Jack
Jack
21 days ago
Reply to  damiengildea

Skalzang Rigzin is an extremely strong mountain guide and search & rescue operator in Ladakh. He’s been fixing lines on technical 7000m+ peaks every year in India for the last 2 decades. He’s also led several exploratory efforts in the Siachen region. More importantly, he consistently makes an effort to ensure that he is able to transfer his knowledge to the mountain youth. 🙂

Climbing Annapurna unassisted is certainly well within his skillset.

But having the (financial among others) resources to plan and execute is very challenging.

Last edited 21 days ago by Jack
Roberta twogood
Roberta twogood
21 days ago
Reply to  Poor climber

Couldn’t have said it better myself

W W
W W
21 days ago
Reply to  Poor climber

I think that I mostly share your sentiment – but are these climbers really “boasting”? I mostly just see factual reporting, not grandiose ego spraying.

Stephen Court
Stephen Court
20 days ago
Reply to  Poor climber

Poor climber your condescension will be unwelcome by many. There are many great climbers attempting 8000s either presently or in the near future – their skills, fitness and mental power will be incredible. 8000m peaks are fabulous and fatalities will continue, even amongst highly competent climbers – an avalanche on Annapurna most certainly does not make it “trash”. Anyone and everyone can do it these days” – inherent nonsense and is a slap in the face to the families of climbers who have died trying. Your only correct assertion is that of Kris’s usual excellent reporting.

Yar
Yar
19 days ago
Reply to  Stephen Court

You can say anything on the internet

Shivering Yeti
Shivering Yeti
21 days ago

Interesting that Hans Wenzl was wearing Schladminger mittens. They are good.

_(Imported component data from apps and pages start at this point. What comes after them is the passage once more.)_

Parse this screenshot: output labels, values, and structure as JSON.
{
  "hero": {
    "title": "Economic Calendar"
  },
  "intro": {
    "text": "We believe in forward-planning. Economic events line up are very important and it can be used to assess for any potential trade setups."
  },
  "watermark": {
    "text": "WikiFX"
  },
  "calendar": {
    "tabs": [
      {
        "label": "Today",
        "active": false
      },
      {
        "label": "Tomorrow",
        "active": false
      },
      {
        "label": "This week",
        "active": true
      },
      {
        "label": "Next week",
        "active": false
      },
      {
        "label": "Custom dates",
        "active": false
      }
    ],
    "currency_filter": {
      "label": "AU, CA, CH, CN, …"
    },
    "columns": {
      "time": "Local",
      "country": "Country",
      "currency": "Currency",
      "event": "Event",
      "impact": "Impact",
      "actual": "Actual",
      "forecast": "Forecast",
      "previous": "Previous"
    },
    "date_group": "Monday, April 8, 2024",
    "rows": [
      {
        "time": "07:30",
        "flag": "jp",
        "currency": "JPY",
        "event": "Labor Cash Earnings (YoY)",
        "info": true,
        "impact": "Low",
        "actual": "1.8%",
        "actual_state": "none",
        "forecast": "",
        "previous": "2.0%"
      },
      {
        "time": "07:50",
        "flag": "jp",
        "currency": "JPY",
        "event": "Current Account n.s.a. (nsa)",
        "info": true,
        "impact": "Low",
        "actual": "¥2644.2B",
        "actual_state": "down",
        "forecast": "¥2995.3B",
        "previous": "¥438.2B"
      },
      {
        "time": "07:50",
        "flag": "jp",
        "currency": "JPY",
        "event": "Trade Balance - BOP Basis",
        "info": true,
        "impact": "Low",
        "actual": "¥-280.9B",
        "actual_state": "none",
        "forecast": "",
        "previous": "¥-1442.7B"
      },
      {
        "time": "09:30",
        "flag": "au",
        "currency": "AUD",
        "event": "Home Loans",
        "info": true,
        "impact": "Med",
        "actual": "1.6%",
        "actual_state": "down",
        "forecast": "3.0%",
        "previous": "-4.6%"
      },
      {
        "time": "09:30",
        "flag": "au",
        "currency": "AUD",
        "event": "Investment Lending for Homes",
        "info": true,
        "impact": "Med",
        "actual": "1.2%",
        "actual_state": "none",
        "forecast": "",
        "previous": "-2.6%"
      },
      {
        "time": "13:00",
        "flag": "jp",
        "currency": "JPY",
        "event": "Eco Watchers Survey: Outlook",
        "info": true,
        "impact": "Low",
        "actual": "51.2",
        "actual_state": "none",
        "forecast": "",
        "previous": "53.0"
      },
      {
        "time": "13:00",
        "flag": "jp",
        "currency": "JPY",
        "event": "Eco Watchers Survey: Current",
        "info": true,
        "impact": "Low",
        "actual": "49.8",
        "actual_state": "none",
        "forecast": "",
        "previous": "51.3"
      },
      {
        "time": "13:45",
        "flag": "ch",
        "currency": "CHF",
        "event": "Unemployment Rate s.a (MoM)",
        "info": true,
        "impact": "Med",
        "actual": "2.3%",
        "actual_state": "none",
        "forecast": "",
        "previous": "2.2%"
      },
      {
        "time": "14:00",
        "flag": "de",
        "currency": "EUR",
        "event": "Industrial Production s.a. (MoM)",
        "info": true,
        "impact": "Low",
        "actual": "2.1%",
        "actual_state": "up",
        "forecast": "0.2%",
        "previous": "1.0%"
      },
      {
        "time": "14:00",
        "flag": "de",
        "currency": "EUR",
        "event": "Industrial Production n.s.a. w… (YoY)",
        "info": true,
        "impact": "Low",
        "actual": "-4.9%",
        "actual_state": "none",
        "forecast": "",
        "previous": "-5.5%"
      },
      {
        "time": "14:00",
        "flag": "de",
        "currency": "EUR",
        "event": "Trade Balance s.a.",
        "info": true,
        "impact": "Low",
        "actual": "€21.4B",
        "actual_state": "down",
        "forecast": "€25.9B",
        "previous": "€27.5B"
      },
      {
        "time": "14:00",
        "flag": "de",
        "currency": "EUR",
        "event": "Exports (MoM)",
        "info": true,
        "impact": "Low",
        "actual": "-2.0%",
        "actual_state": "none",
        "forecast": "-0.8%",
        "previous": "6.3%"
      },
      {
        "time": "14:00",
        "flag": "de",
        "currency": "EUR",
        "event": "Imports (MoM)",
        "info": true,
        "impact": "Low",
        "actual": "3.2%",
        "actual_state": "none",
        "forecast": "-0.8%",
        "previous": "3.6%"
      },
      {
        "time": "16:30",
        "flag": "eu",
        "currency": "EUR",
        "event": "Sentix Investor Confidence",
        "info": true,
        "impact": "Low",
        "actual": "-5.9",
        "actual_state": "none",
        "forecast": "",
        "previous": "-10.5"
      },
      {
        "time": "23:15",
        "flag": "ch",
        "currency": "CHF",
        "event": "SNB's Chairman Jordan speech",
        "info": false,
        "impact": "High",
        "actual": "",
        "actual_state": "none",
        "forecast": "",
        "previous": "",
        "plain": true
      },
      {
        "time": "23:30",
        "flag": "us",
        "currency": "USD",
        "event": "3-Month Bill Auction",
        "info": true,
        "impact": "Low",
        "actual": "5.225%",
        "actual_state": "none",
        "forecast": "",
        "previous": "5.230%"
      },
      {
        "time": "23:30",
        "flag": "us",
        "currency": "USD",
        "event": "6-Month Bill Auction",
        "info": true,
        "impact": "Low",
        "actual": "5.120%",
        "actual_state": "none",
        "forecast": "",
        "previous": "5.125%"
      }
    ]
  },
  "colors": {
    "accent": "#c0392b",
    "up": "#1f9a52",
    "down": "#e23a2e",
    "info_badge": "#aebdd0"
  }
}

damiengildea
Editor
21 days ago
Reply to  Shivering Yeti

They’re commonly referred to as ‘Dachstein’ mitts. They give much better grip than modern insulated mitts, and are more breathable.

Big Chunguss
Big Chunguss
14 days ago

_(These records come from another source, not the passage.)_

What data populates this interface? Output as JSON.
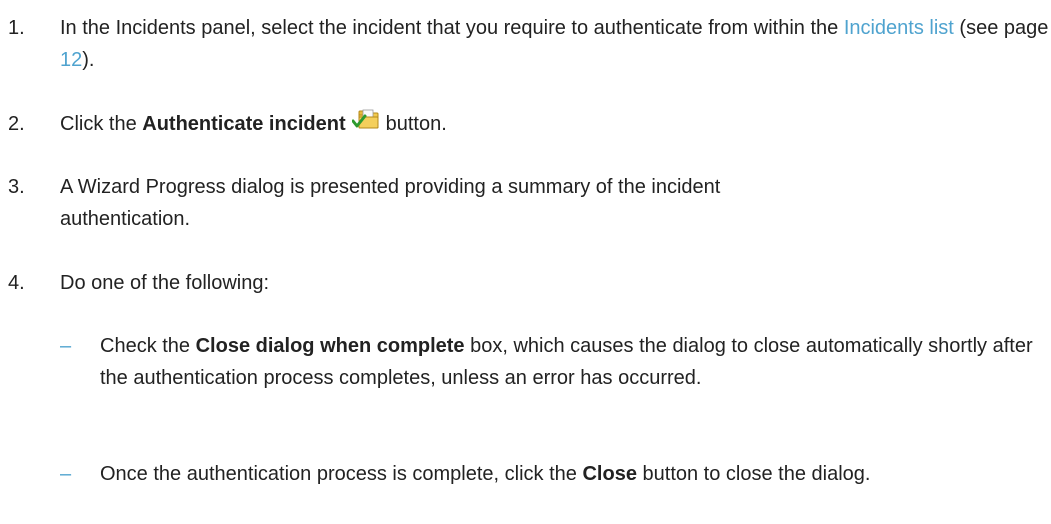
{
  "steps": [
    {
      "number": "1.",
      "text_before": "In the Incidents panel, select the incident that you require to authenticate from within the ",
      "link_text": "Incidents list",
      "text_mid": " (see page ",
      "page_link": "12",
      "text_after": ")."
    },
    {
      "number": "2.",
      "text_before": "Click the ",
      "bold": "Authenticate incident",
      "icon": "authenticate-incident-icon",
      "text_after": "button."
    },
    {
      "number": "3.",
      "text": "A Wizard Progress dialog is presented providing a summary of the incident authentication."
    },
    {
      "number": "4.",
      "text": "Do one of the following:"
    }
  ],
  "sub_items": [
    {
      "bullet": "–",
      "text_before": "Check the ",
      "bold": "Close dialog when complete",
      "text_after": " box, which causes the dialog to close automatically shortly after the authentication process completes, unless an error has occurred."
    },
    {
      "bullet": "–",
      "text_before": "Once the authentication process is complete, click the ",
      "bold": "Close",
      "text_after": " button to close the dialog."
    }
  ],
  "colors": {
    "link": "#4fa3cf",
    "text": "#222222"
  }
}
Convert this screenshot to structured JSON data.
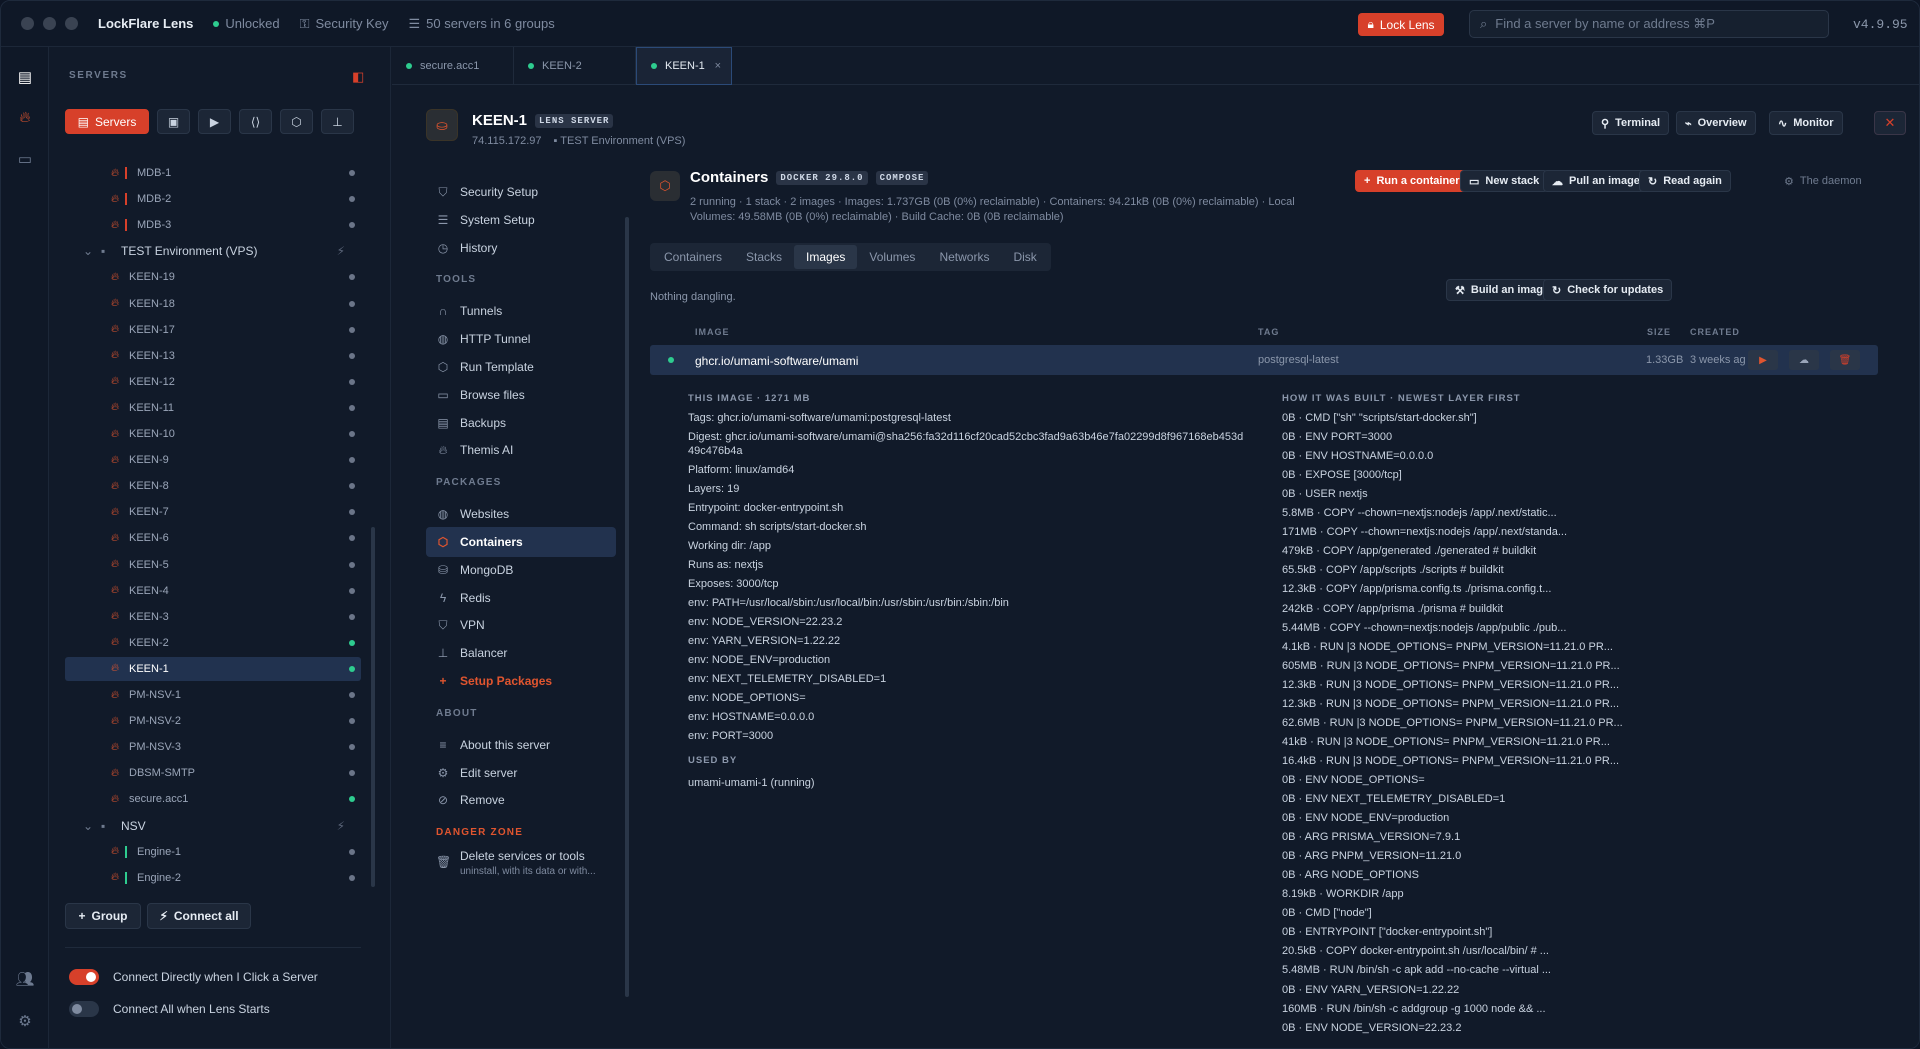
{
  "titlebar": {
    "app_name": "LockFlare Lens",
    "status": "Unlocked",
    "security_key": "Security Key",
    "servers_summary": "50 servers in 6 groups",
    "lock_btn": "Lock Lens",
    "search_placeholder": "Find a server by name or address ⌘P",
    "version": "v4.9.95"
  },
  "sidebar": {
    "title": "SERVERS",
    "servers_tab": "Servers",
    "tree": [
      {
        "label": "MDB-1",
        "kind": "server",
        "bar": "red",
        "on": false
      },
      {
        "label": "MDB-2",
        "kind": "server",
        "bar": "red",
        "on": false
      },
      {
        "label": "MDB-3",
        "kind": "server",
        "bar": "red",
        "on": false
      },
      {
        "label": "TEST Environment (VPS)",
        "kind": "group"
      },
      {
        "label": "KEEN-19",
        "kind": "server",
        "on": false
      },
      {
        "label": "KEEN-18",
        "kind": "server",
        "on": false
      },
      {
        "label": "KEEN-17",
        "kind": "server",
        "on": false
      },
      {
        "label": "KEEN-13",
        "kind": "server",
        "on": false
      },
      {
        "label": "KEEN-12",
        "kind": "server",
        "on": false
      },
      {
        "label": "KEEN-11",
        "kind": "server",
        "on": false
      },
      {
        "label": "KEEN-10",
        "kind": "server",
        "on": false
      },
      {
        "label": "KEEN-9",
        "kind": "server",
        "on": false
      },
      {
        "label": "KEEN-8",
        "kind": "server",
        "on": false
      },
      {
        "label": "KEEN-7",
        "kind": "server",
        "on": false
      },
      {
        "label": "KEEN-6",
        "kind": "server",
        "on": false
      },
      {
        "label": "KEEN-5",
        "kind": "server",
        "on": false
      },
      {
        "label": "KEEN-4",
        "kind": "server",
        "on": false
      },
      {
        "label": "KEEN-3",
        "kind": "server",
        "on": false
      },
      {
        "label": "KEEN-2",
        "kind": "server",
        "on": true
      },
      {
        "label": "KEEN-1",
        "kind": "server",
        "on": true,
        "selected": true
      },
      {
        "label": "PM-NSV-1",
        "kind": "server",
        "on": false
      },
      {
        "label": "PM-NSV-2",
        "kind": "server",
        "on": false
      },
      {
        "label": "PM-NSV-3",
        "kind": "server",
        "on": false
      },
      {
        "label": "DBSM-SMTP",
        "kind": "server",
        "on": false
      },
      {
        "label": "secure.acc1",
        "kind": "server",
        "on": true
      },
      {
        "label": "NSV",
        "kind": "group"
      },
      {
        "label": "Engine-1",
        "kind": "server",
        "bar": "green",
        "on": false
      },
      {
        "label": "Engine-2",
        "kind": "server",
        "bar": "green",
        "on": false
      }
    ],
    "group_btn": "Group",
    "connect_all_btn": "Connect all",
    "toggle1": "Connect Directly when I Click a Server",
    "toggle2": "Connect All when Lens Starts"
  },
  "tabs": [
    {
      "label": "secure.acc1",
      "active": false
    },
    {
      "label": "KEEN-2",
      "active": false
    },
    {
      "label": "KEEN-1",
      "active": true
    }
  ],
  "server": {
    "name": "KEEN-1",
    "badge": "LENS SERVER",
    "ip": "74.115.172.97",
    "env": "TEST Environment (VPS)",
    "btn_terminal": "Terminal",
    "btn_overview": "Overview",
    "btn_monitor": "Monitor"
  },
  "menu": {
    "items_top": [
      {
        "label": "Security Setup",
        "icon": "shield-icon"
      },
      {
        "label": "System Setup",
        "icon": "sliders-icon"
      },
      {
        "label": "History",
        "icon": "clock-icon"
      }
    ],
    "tools_head": "TOOLS",
    "tools": [
      {
        "label": "Tunnels",
        "icon": "tunnel-icon"
      },
      {
        "label": "HTTP Tunnel",
        "icon": "globe-icon"
      },
      {
        "label": "Run Template",
        "icon": "box-icon"
      },
      {
        "label": "Browse files",
        "icon": "folder-icon"
      },
      {
        "label": "Backups",
        "icon": "archive-icon"
      },
      {
        "label": "Themis AI",
        "icon": "flame-icon"
      }
    ],
    "packages_head": "PACKAGES",
    "packages": [
      {
        "label": "Websites",
        "icon": "globe-icon"
      },
      {
        "label": "Containers",
        "icon": "container-icon",
        "active": true
      },
      {
        "label": "MongoDB",
        "icon": "database-icon"
      },
      {
        "label": "Redis",
        "icon": "bolt-icon"
      },
      {
        "label": "VPN",
        "icon": "shield-icon"
      },
      {
        "label": "Balancer",
        "icon": "network-icon"
      },
      {
        "label": "Setup Packages",
        "icon": "plus-icon",
        "orange": true
      }
    ],
    "about_head": "ABOUT",
    "about": [
      {
        "label": "About this server",
        "icon": "list-icon"
      },
      {
        "label": "Edit server",
        "icon": "gear-icon"
      },
      {
        "label": "Remove",
        "icon": "ban-icon"
      }
    ],
    "danger_head": "DANGER ZONE",
    "danger_label": "Delete services or tools",
    "danger_sub": "uninstall, with its data or with..."
  },
  "containers": {
    "title": "Containers",
    "docker_badge": "DOCKER 29.8.0",
    "compose_badge": "COMPOSE",
    "sub1": "2 running · 1 stack · 2 images · Images: 1.737GB (0B (0%) reclaimable) · Containers: 94.21kB (0B (0%) reclaimable) · Local",
    "sub2": "Volumes: 49.58MB (0B (0%) reclaimable) · Build Cache: 0B (0B reclaimable)",
    "btn_run": "Run a container",
    "btn_new_stack": "New stack",
    "btn_pull": "Pull an image",
    "btn_read": "Read again",
    "daemon": "The daemon",
    "subtabs": [
      "Containers",
      "Stacks",
      "Images",
      "Volumes",
      "Networks",
      "Disk"
    ],
    "active_subtab": "Images",
    "note": "Nothing dangling.",
    "btn_build": "Build an image",
    "btn_check": "Check for updates",
    "col_image": "IMAGE",
    "col_tag": "TAG",
    "col_size": "SIZE",
    "col_created": "CREATED",
    "row": {
      "image": "ghcr.io/umami-software/umami",
      "tag": "postgresql-latest",
      "size": "1.33GB",
      "created": "3 weeks ag"
    },
    "this_image_head": "THIS IMAGE · 1271 MB",
    "details": [
      "Tags: ghcr.io/umami-software/umami:postgresql-latest",
      "Digest: ghcr.io/umami-software/umami@sha256:fa32d116cf20cad52cbc3fad9a63b46e7fa02299d8f967168eb453d",
      "49c476b4a",
      "Platform: linux/amd64",
      "Layers: 19",
      "Entrypoint: docker-entrypoint.sh",
      "Command: sh scripts/start-docker.sh",
      "Working dir: /app",
      "Runs as: nextjs",
      "Exposes: 3000/tcp",
      "env: PATH=/usr/local/sbin:/usr/local/bin:/usr/sbin:/usr/bin:/sbin:/bin",
      "env: NODE_VERSION=22.23.2",
      "env: YARN_VERSION=1.22.22",
      "env: NODE_ENV=production",
      "env: NEXT_TELEMETRY_DISABLED=1",
      "env: NODE_OPTIONS=",
      "env: HOSTNAME=0.0.0.0",
      "env: PORT=3000"
    ],
    "used_by_head": "USED BY",
    "used_by": "umami-umami-1 (running)",
    "layers_head": "HOW IT WAS BUILT · NEWEST LAYER FIRST",
    "layers": [
      "0B · CMD [\"sh\" \"scripts/start-docker.sh\"]",
      "0B · ENV PORT=3000",
      "0B · ENV HOSTNAME=0.0.0.0",
      "0B · EXPOSE [3000/tcp]",
      "0B · USER nextjs",
      "5.8MB · COPY --chown=nextjs:nodejs /app/.next/static...",
      "171MB · COPY --chown=nextjs:nodejs /app/.next/standa...",
      "479kB · COPY /app/generated ./generated # buildkit",
      "65.5kB · COPY /app/scripts ./scripts # buildkit",
      "12.3kB · COPY /app/prisma.config.ts ./prisma.config.t...",
      "242kB · COPY /app/prisma ./prisma # buildkit",
      "5.44MB · COPY --chown=nextjs:nodejs /app/public ./pub...",
      "4.1kB · RUN |3 NODE_OPTIONS= PNPM_VERSION=11.21.0 PR...",
      "605MB · RUN |3 NODE_OPTIONS= PNPM_VERSION=11.21.0 PR...",
      "12.3kB · RUN |3 NODE_OPTIONS= PNPM_VERSION=11.21.0 PR...",
      "12.3kB · RUN |3 NODE_OPTIONS= PNPM_VERSION=11.21.0 PR...",
      "62.6MB · RUN |3 NODE_OPTIONS= PNPM_VERSION=11.21.0 PR...",
      "41kB · RUN |3 NODE_OPTIONS= PNPM_VERSION=11.21.0 PR...",
      "16.4kB · RUN |3 NODE_OPTIONS= PNPM_VERSION=11.21.0 PR...",
      "0B · ENV NODE_OPTIONS=",
      "0B · ENV NEXT_TELEMETRY_DISABLED=1",
      "0B · ENV NODE_ENV=production",
      "0B · ARG PRISMA_VERSION=7.9.1",
      "0B · ARG PNPM_VERSION=11.21.0",
      "0B · ARG NODE_OPTIONS",
      "8.19kB · WORKDIR /app",
      "0B · CMD [\"node\"]",
      "0B · ENTRYPOINT [\"docker-entrypoint.sh\"]",
      "20.5kB · COPY docker-entrypoint.sh /usr/local/bin/ # ...",
      "5.48MB · RUN /bin/sh -c apk add --no-cache --virtual ...",
      "0B · ENV YARN_VERSION=1.22.22",
      "160MB · RUN /bin/sh -c addgroup -g 1000 node && ...",
      "0B · ENV NODE_VERSION=22.23.2"
    ]
  }
}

Hmmm… I’m not so sure that reports of Chinese anything accomplishing difficult tasks, including climbing/mountaineering, is credible anymore. Say what you want, but anyone who has to keep in mind that their private endeavors will be reviewed and scrutinized in order to promote the best image possible for the Chinese Communist Party are probably being persuaded or influenced with unfortunate consequences for non-compliance.